### Extracted material ###

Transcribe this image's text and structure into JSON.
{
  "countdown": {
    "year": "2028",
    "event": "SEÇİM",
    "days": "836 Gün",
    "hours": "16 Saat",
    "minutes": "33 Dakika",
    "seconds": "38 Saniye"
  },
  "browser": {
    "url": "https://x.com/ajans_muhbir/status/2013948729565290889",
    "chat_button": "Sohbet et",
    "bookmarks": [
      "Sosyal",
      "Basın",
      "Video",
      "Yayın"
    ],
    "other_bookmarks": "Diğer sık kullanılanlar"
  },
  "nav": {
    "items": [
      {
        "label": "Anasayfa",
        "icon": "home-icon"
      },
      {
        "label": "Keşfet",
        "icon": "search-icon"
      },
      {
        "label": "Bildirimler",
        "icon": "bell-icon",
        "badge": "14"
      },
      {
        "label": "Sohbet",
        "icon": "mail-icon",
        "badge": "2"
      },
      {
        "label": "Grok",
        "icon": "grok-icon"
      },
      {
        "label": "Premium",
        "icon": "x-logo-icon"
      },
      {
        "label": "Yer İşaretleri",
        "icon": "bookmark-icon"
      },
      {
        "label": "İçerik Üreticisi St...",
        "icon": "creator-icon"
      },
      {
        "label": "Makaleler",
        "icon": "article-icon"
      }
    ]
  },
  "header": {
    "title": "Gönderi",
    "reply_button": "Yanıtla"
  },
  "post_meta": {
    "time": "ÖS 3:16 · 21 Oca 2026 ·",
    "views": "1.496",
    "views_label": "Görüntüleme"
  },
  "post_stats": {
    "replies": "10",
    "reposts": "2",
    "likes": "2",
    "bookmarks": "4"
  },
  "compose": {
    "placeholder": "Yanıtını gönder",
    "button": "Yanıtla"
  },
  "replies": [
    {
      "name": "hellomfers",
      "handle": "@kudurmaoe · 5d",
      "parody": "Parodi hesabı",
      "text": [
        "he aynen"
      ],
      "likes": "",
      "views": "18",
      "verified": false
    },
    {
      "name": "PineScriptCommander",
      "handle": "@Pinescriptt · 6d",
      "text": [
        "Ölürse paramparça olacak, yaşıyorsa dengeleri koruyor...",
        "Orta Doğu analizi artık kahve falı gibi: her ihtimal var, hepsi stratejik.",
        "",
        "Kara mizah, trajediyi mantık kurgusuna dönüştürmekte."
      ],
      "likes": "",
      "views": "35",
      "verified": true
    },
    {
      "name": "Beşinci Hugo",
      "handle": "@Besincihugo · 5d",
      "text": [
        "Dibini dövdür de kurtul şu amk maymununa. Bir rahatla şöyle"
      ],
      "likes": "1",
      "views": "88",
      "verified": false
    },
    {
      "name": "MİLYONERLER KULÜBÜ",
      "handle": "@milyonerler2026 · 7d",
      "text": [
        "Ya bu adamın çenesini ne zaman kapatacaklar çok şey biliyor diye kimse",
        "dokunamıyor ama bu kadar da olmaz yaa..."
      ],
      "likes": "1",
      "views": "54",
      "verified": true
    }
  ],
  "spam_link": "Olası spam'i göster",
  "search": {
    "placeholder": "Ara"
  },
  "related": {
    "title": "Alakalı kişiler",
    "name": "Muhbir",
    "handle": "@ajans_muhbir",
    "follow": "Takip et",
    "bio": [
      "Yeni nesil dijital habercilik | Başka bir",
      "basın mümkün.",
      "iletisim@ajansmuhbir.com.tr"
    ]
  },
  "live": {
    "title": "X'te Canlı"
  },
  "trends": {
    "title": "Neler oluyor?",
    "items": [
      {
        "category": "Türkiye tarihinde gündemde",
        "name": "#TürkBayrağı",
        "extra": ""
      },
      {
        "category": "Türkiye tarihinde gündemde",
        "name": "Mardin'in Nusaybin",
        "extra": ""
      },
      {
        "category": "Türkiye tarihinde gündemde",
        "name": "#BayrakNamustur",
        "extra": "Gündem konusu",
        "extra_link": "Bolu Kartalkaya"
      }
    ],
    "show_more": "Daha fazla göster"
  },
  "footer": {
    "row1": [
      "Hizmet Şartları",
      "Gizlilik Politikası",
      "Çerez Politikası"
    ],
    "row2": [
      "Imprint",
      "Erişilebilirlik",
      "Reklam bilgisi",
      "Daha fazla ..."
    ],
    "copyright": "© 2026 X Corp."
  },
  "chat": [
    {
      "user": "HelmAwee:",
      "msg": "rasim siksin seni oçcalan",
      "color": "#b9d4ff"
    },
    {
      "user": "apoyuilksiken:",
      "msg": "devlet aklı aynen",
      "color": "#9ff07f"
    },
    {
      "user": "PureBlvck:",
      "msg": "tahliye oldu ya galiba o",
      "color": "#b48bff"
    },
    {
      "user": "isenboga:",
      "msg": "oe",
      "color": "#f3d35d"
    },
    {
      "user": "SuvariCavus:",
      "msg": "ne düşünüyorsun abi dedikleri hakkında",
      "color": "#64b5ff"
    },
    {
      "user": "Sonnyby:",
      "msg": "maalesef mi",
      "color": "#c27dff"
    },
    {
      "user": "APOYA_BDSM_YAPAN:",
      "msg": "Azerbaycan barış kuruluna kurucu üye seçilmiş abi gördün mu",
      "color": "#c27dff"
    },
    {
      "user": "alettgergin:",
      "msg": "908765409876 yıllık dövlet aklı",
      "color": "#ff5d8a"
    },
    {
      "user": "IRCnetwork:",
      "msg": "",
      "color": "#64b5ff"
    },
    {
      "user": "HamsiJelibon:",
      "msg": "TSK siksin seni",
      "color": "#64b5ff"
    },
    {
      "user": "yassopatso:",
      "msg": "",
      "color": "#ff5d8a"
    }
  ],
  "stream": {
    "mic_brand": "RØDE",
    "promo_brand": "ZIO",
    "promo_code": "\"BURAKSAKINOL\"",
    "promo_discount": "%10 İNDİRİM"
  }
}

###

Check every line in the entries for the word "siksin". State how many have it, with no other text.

_Result of the task:_ 2